Data about app and page elements:
____________

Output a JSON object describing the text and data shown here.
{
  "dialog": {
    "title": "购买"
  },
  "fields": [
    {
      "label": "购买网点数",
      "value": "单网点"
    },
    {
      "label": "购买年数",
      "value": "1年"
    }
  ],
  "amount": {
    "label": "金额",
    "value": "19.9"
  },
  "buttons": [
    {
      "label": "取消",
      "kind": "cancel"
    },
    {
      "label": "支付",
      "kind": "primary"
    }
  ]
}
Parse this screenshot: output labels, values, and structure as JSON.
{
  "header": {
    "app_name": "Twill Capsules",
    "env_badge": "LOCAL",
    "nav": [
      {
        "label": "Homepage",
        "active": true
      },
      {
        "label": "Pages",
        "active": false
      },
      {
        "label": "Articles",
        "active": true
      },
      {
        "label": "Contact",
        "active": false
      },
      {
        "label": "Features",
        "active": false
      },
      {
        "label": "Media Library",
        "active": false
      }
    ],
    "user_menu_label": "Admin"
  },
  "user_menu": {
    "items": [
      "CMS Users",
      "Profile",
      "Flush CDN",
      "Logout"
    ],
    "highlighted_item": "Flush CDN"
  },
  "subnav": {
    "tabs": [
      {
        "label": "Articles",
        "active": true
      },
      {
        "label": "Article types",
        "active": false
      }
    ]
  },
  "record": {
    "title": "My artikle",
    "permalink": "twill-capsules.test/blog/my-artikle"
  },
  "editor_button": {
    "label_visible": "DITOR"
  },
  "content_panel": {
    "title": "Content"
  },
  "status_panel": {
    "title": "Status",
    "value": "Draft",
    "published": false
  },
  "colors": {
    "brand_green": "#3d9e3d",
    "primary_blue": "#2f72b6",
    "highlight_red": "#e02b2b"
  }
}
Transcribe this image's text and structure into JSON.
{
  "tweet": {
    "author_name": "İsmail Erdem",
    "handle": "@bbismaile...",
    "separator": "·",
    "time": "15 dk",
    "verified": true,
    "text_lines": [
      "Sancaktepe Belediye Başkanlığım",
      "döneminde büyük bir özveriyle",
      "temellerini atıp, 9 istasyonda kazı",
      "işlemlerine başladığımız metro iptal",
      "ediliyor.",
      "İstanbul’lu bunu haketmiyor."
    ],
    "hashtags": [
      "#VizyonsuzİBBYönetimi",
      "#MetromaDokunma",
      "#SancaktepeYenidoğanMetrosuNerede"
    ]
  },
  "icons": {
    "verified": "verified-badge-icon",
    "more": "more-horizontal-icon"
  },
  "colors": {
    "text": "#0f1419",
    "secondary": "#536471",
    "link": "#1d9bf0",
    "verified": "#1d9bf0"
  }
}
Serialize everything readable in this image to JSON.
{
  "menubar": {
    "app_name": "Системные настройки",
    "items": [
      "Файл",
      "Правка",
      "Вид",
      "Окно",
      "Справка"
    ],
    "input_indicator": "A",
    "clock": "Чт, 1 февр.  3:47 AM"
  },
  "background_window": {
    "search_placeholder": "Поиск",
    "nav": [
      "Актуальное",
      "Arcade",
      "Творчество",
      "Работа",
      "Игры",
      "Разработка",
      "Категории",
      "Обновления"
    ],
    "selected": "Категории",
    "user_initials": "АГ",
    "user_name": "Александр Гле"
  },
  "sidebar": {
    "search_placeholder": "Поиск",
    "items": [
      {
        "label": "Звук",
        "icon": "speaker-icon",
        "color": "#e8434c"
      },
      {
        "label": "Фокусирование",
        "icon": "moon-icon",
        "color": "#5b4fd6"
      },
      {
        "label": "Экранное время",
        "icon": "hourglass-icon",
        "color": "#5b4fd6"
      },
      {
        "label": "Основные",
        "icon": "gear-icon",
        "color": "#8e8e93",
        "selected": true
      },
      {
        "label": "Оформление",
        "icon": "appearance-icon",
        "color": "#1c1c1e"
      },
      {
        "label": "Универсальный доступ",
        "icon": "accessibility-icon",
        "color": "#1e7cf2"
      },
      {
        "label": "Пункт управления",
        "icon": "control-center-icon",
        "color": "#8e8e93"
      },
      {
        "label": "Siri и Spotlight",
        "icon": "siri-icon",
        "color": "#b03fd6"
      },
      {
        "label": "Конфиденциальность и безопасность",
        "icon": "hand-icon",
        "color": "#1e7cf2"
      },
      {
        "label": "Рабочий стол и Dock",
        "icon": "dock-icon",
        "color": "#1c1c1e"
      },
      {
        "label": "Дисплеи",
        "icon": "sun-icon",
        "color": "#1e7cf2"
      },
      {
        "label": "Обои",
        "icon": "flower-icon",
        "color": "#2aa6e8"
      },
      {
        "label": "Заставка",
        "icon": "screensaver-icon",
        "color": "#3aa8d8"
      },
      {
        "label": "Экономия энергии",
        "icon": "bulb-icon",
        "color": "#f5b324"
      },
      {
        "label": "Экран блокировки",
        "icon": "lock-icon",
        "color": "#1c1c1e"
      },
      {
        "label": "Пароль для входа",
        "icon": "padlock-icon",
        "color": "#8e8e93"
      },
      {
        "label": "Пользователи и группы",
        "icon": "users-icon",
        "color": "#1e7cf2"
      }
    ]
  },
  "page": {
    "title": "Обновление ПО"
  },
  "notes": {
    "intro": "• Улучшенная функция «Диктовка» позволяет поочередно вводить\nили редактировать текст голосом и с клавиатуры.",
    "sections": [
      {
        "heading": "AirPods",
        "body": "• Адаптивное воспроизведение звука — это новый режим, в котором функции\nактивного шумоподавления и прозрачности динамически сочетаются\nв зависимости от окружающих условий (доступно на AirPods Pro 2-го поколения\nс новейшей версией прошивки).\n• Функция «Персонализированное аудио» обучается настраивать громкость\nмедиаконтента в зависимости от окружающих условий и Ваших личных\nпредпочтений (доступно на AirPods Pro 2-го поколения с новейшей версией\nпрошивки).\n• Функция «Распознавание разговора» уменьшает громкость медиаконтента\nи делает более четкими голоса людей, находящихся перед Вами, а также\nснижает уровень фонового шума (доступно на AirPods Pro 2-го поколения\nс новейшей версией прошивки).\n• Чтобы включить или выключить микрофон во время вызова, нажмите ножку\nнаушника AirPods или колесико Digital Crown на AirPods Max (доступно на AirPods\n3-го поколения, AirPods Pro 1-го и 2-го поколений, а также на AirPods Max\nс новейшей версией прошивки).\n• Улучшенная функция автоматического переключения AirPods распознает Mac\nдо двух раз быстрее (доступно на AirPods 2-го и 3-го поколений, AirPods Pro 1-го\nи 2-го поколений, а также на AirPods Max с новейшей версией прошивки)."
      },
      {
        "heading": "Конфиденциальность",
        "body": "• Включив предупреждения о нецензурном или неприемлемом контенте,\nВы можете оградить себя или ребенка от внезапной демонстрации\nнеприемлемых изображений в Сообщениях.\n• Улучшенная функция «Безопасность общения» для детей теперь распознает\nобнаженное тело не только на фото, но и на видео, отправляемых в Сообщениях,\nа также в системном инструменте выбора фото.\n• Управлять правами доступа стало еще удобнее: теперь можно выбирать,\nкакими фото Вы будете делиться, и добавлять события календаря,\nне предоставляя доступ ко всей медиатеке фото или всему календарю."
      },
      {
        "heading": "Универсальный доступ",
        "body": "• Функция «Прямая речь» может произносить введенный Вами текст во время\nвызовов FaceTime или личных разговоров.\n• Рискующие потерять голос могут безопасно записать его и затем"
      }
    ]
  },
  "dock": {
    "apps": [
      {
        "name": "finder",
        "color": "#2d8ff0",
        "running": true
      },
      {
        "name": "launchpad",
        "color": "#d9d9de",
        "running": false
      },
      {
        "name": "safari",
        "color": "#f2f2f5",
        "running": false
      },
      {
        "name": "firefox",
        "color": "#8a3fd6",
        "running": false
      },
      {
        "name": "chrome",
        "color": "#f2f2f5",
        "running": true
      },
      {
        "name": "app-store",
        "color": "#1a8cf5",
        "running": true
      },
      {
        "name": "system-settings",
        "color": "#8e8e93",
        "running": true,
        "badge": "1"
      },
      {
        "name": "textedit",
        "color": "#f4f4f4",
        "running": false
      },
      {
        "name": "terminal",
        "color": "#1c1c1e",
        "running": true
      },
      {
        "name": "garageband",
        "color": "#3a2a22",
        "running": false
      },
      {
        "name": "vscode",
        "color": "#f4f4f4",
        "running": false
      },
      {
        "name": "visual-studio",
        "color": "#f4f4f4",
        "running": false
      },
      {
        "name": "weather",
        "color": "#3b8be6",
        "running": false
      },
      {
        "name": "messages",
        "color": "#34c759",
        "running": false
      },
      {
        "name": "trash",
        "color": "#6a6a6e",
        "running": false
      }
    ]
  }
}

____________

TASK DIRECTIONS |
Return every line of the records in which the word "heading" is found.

EXPECTED ANSWER |
        "heading": "AirPods",
        "heading": "Конфиденциальность",
        "heading": "Универсальный доступ",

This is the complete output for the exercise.